START Raw data

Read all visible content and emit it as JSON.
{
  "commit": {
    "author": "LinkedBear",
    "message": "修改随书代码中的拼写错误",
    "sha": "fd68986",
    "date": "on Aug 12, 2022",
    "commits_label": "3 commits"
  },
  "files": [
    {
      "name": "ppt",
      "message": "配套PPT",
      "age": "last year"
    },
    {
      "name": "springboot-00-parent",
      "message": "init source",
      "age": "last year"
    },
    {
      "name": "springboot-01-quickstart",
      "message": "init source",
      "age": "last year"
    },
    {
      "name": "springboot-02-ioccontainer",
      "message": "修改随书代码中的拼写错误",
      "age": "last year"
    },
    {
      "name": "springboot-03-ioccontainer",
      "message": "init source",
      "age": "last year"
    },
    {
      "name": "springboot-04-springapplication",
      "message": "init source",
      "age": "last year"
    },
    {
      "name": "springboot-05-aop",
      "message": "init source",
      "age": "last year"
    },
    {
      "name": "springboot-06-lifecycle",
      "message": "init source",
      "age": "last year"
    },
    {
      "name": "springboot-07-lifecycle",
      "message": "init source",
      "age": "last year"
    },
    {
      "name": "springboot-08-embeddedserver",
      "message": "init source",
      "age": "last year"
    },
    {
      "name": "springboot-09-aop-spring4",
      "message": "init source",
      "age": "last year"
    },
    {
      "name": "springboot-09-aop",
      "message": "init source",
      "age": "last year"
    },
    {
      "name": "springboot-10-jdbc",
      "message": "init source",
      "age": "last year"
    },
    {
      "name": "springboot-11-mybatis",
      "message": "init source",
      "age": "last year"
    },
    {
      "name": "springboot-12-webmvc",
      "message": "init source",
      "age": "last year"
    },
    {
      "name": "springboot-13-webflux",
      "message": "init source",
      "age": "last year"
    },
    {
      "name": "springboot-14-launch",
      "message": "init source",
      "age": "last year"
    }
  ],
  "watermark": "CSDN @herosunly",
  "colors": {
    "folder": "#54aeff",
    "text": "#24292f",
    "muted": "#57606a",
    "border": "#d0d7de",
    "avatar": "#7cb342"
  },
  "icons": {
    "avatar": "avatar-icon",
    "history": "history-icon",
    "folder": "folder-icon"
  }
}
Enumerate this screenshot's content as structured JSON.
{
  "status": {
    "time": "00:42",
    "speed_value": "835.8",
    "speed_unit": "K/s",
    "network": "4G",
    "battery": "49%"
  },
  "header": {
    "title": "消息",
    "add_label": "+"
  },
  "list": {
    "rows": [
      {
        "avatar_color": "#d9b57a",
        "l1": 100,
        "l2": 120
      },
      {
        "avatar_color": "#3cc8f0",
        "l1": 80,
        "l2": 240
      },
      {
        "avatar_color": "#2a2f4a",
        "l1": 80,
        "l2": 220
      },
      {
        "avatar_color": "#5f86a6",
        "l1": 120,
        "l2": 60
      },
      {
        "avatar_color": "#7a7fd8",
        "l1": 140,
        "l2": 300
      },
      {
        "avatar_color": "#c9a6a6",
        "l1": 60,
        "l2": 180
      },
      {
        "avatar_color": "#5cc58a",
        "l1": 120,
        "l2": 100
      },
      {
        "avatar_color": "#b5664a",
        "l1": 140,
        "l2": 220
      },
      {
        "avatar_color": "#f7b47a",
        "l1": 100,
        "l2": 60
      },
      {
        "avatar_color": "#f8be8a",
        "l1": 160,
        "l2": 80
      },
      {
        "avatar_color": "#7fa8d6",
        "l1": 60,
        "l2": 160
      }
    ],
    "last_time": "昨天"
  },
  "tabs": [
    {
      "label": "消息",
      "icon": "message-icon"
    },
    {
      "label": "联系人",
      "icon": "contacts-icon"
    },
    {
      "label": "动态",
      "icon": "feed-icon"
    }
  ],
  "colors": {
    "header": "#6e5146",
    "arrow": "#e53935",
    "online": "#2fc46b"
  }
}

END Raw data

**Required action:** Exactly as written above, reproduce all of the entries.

**Problem solution:**
Read all visible content and emit it as JSON.
{
  "commit": {
    "author": "LinkedBear",
    "message": "修改随书代码中的拼写错误",
    "sha": "fd68986",
    "date": "on Aug 12, 2022",
    "commits_label": "3 commits"
  },
  "files": [
    {
      "name": "ppt",
      "message": "配套PPT",
      "age": "last year"
    },
    {
      "name": "springboot-00-parent",
      "message": "init source",
      "age": "last year"
    },
    {
      "name": "springboot-01-quickstart",
      "message": "init source",
      "age": "last year"
    },
    {
      "name": "springboot-02-ioccontainer",
      "message": "修改随书代码中的拼写错误",
      "age": "last year"
    },
    {
      "name": "springboot-03-ioccontainer",
      "message": "init source",
      "age": "last year"
    },
    {
      "name": "springboot-04-springapplication",
      "message": "init source",
      "age": "last year"
    },
    {
      "name": "springboot-05-aop",
      "message": "init source",
      "age": "last year"
    },
    {
      "name": "springboot-06-lifecycle",
      "message": "init source",
      "age": "last year"
    },
    {
      "name": "springboot-07-lifecycle",
      "message": "init source",
      "age": "last year"
    },
    {
      "name": "springboot-08-embeddedserver",
      "message": "init source",
      "age": "last year"
    },
    {
      "name": "springboot-09-aop-spring4",
      "message": "init source",
      "age": "last year"
    },
    {
      "name": "springboot-09-aop",
      "message": "init source",
      "age": "last year"
    },
    {
      "name": "springboot-10-jdbc",
      "message": "init source",
      "age": "last year"
    },
    {
      "name": "springboot-11-mybatis",
      "message": "init source",
      "age": "last year"
    },
    {
      "name": "springboot-12-webmvc",
      "message": "init source",
      "age": "last year"
    },
    {
      "name": "springboot-13-webflux",
      "message": "init source",
      "age": "last year"
    },
    {
      "name": "springboot-14-launch",
      "message": "init source",
      "age": "last year"
    }
  ],
  "watermark": "CSDN @herosunly",
  "colors": {
    "folder": "#54aeff",
    "text": "#24292f",
    "muted": "#57606a",
    "border": "#d0d7de",
    "avatar": "#7cb342"
  },
  "icons": {
    "avatar": "avatar-icon",
    "history": "history-icon",
    "folder": "folder-icon"
  }
}
Enumerate this screenshot's content as structured JSON.
{
  "status": {
    "time": "00:42",
    "speed_value": "835.8",
    "speed_unit": "K/s",
    "network": "4G",
    "battery": "49%"
  },
  "header": {
    "title": "消息",
    "add_label": "+"
  },
  "list": {
    "rows": [
      {
        "avatar_color": "#d9b57a",
        "l1": 100,
        "l2": 120
      },
      {
        "avatar_color": "#3cc8f0",
        "l1": 80,
        "l2": 240
      },
      {
        "avatar_color": "#2a2f4a",
        "l1": 80,
        "l2": 220
      },
      {
        "avatar_color": "#5f86a6",
        "l1": 120,
        "l2": 60
      },
      {
        "avatar_color": "#7a7fd8",
        "l1": 140,
        "l2": 300
      },
      {
        "avatar_color": "#c9a6a6",
        "l1": 60,
        "l2": 180
      },
      {
        "avatar_color": "#5cc58a",
        "l1": 120,
        "l2": 100
      },
      {
        "avatar_color": "#b5664a",
        "l1": 140,
        "l2": 220
      },
      {
        "avatar_color": "#f7b47a",
        "l1": 100,
        "l2": 60
      },
      {
        "avatar_color": "#f8be8a",
        "l1": 160,
        "l2": 80
      },
      {
        "avatar_color": "#7fa8d6",
        "l1": 60,
        "l2": 160
      }
    ],
    "last_time": "昨天"
  },
  "tabs": [
    {
      "label": "消息",
      "icon": "message-icon"
    },
    {
      "label": "联系人",
      "icon": "contacts-icon"
    },
    {
      "label": "动态",
      "icon": "feed-icon"
    }
  ],
  "colors": {
    "header": "#6e5146",
    "arrow": "#e53935",
    "online": "#2fc46b"
  }
}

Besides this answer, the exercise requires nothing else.